The Sentencing Project estimates that 2.5% of Americans — or just under six million individuals — are disenfranchised at the ballot box due to past convictions. Of those, Black and Latinx Americans are disproportionately affected: although Black Americans comprise just 6% of California’s adult population, 26% of California’s parolee population is Black. Latinx individuals make up 40% of the parolee population but only 35% of the adult population in the state. That means that stripping former felons of their right to vote keeps mostly people of color away from the polls.
“Unfortunately, California has a long history with felony disenfranchisement, and restrictions on voting for people with convictions was actually included in the state’s first constitution in the 1800s,” said Brittany Stonesifer, a voting rights attorney at the ACLU of California. “It was part of a wave of Jim Crow segregation that passed after the Civil War, and it continues to be in the state constitution.”
Stonesifer said that allowing former felons to exercise civic rights reduces the rate of recidivism, according to studies in states that do reinstate voter rights upon release from prison.
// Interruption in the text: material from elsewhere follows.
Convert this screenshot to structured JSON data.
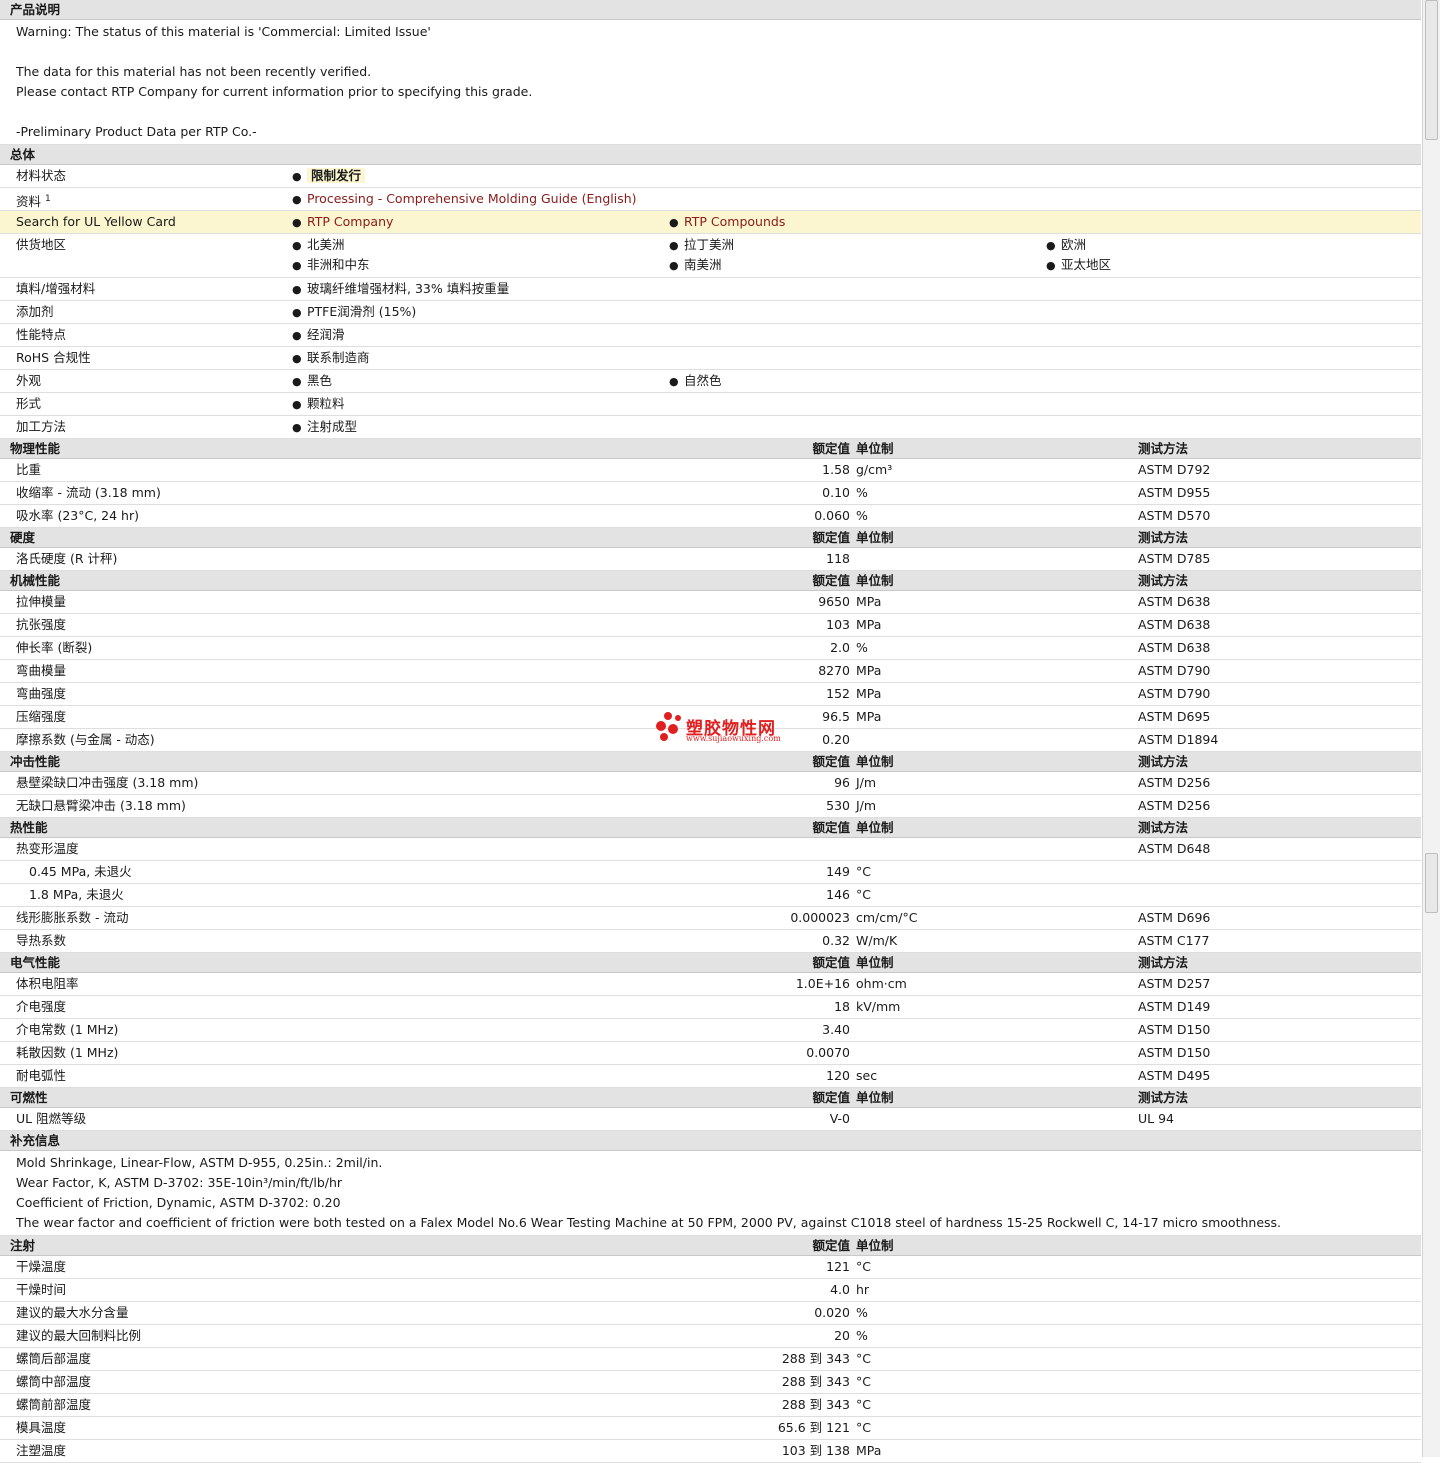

Tariq Palmer, another formerly incarcerated person currently working with Legal Services for Prisoners with Children, said that losing his right to vote even after serving his sentence has made him feel powerless. It’s a way of keeping felons — and people of color — from having an active role in the political process and effectively extends their punishment, he said.
“I feel like my purpose in life is to contribute to the awakened consciousness of our people, and one of those ways is to be able to vote, is to be able to elect people who would change how prison functions, how parole functions, how police function,” Palmer said. “Not being able to express my voice in that, this election, when it is Black Lives Matter … where it is more important to be a Black man in this society, and I am unable to participate, makes me feel less than a man. But I know that I’m more than that. So I keep pushing, because everyone should have the right to vote.”
Hear the story here.